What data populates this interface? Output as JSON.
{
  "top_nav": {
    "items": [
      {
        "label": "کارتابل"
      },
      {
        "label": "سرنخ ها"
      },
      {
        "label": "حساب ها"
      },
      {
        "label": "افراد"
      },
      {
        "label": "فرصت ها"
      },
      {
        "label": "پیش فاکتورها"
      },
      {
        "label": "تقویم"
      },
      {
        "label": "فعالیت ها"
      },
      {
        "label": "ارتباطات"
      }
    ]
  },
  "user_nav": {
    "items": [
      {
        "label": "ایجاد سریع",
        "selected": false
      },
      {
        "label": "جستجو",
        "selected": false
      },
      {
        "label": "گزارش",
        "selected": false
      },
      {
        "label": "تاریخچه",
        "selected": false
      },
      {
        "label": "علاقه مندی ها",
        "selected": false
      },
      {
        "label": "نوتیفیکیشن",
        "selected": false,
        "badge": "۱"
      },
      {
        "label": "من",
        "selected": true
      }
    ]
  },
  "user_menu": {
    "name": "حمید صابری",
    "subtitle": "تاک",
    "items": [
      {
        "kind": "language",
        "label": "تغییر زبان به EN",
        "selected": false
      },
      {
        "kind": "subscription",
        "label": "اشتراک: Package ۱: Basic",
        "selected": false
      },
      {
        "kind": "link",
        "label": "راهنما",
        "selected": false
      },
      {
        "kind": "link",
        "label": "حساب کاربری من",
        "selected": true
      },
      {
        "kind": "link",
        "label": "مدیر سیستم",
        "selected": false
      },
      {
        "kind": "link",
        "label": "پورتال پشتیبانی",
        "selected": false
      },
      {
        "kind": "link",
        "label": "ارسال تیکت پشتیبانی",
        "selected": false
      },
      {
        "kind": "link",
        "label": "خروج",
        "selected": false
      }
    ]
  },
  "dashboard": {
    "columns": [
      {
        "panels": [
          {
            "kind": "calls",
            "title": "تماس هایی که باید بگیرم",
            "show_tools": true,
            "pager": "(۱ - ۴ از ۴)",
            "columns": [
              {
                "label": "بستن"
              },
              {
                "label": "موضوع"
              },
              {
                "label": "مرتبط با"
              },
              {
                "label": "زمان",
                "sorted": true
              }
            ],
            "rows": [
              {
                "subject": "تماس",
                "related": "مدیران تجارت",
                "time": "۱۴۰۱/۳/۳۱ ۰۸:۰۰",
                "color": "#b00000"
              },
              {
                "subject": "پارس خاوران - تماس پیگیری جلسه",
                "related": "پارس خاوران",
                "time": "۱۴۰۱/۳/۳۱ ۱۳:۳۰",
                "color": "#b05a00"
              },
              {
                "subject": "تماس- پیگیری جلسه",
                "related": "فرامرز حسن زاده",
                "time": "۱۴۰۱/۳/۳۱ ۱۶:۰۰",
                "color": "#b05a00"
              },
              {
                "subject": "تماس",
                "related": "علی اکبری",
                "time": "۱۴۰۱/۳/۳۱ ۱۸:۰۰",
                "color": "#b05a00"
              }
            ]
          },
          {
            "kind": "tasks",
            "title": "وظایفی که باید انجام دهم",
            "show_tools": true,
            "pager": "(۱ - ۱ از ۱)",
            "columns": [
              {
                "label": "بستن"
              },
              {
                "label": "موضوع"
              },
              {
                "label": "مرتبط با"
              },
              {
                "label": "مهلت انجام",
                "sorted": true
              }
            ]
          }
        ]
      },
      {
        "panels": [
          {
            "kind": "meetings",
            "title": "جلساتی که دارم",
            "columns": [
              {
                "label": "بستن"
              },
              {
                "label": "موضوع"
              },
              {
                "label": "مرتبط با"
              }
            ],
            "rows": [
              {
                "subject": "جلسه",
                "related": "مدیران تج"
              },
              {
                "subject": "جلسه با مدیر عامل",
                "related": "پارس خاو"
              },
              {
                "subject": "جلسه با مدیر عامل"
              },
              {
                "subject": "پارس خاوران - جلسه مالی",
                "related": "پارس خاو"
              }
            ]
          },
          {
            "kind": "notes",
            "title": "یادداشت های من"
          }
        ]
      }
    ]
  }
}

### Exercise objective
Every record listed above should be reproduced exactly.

### Answer
What data populates this interface? Output as JSON.
{
  "top_nav": {
    "items": [
      {
        "label": "کارتابل"
      },
      {
        "label": "سرنخ ها"
      },
      {
        "label": "حساب ها"
      },
      {
        "label": "افراد"
      },
      {
        "label": "فرصت ها"
      },
      {
        "label": "پیش فاکتورها"
      },
      {
        "label": "تقویم"
      },
      {
        "label": "فعالیت ها"
      },
      {
        "label": "ارتباطات"
      }
    ]
  },
  "user_nav": {
    "items": [
      {
        "label": "ایجاد سریع",
        "selected": false
      },
      {
        "label": "جستجو",
        "selected": false
      },
      {
        "label": "گزارش",
        "selected": false
      },
      {
        "label": "تاریخچه",
        "selected": false
      },
      {
        "label": "علاقه مندی ها",
        "selected": false
      },
      {
        "label": "نوتیفیکیشن",
        "selected": false,
        "badge": "۱"
      },
      {
        "label": "من",
        "selected": true
      }
    ]
  },
  "user_menu": {
    "name": "حمید صابری",
    "subtitle": "تاک",
    "items": [
      {
        "kind": "language",
        "label": "تغییر زبان به EN",
        "selected": false
      },
      {
        "kind": "subscription",
        "label": "اشتراک: Package ۱: Basic",
        "selected": false
      },
      {
        "kind": "link",
        "label": "راهنما",
        "selected": false
      },
      {
        "kind": "link",
        "label": "حساب کاربری من",
        "selected": true
      },
      {
        "kind": "link",
        "label": "مدیر سیستم",
        "selected": false
      },
      {
        "kind": "link",
        "label": "پورتال پشتیبانی",
        "selected": false
      },
      {
        "kind": "link",
        "label": "ارسال تیکت پشتیبانی",
        "selected": false
      },
      {
        "kind": "link",
        "label": "خروج",
        "selected": false
      }
    ]
  },
  "dashboard": {
    "columns": [
      {
        "panels": [
          {
            "kind": "calls",
            "title": "تماس هایی که باید بگیرم",
            "show_tools": true,
            "pager": "(۱ - ۴ از ۴)",
            "columns": [
              {
                "label": "بستن"
              },
              {
                "label": "موضوع"
              },
              {
                "label": "مرتبط با"
              },
              {
                "label": "زمان",
                "sorted": true
              }
            ],
            "rows": [
              {
                "subject": "تماس",
                "related": "مدیران تجارت",
                "time": "۱۴۰۱/۳/۳۱ ۰۸:۰۰",
                "color": "#b00000"
              },
              {
                "subject": "پارس خاوران - تماس پیگیری جلسه",
                "related": "پارس خاوران",
                "time": "۱۴۰۱/۳/۳۱ ۱۳:۳۰",
                "color": "#b05a00"
              },
              {
                "subject": "تماس- پیگیری جلسه",
                "related": "فرامرز حسن زاده",
                "time": "۱۴۰۱/۳/۳۱ ۱۶:۰۰",
                "color": "#b05a00"
              },
              {
                "subject": "تماس",
                "related": "علی اکبری",
                "time": "۱۴۰۱/۳/۳۱ ۱۸:۰۰",
                "color": "#b05a00"
              }
            ]
          },
          {
            "kind": "tasks",
            "title": "وظایفی که باید انجام دهم",
            "show_tools": true,
            "pager": "(۱ - ۱ از ۱)",
            "columns": [
              {
                "label": "بستن"
              },
              {
                "label": "موضوع"
              },
              {
                "label": "مرتبط با"
              },
              {
                "label": "مهلت انجام",
                "sorted": true
              }
            ]
          }
        ]
      },
      {
        "panels": [
          {
            "kind": "meetings",
            "title": "جلساتی که دارم",
            "columns": [
              {
                "label": "بستن"
              },
              {
                "label": "موضوع"
              },
              {
                "label": "مرتبط با"
              }
            ],
            "rows": [
              {
                "subject": "جلسه",
                "related": "مدیران تج"
              },
              {
                "subject": "جلسه با مدیر عامل",
                "related": "پارس خاو"
              },
              {
                "subject": "جلسه با مدیر عامل"
              },
              {
                "subject": "پارس خاوران - جلسه مالی",
                "related": "پارس خاو"
              }
            ]
          },
          {
            "kind": "notes",
            "title": "یادداشت های من"
          }
        ]
      }
    ]
  }
}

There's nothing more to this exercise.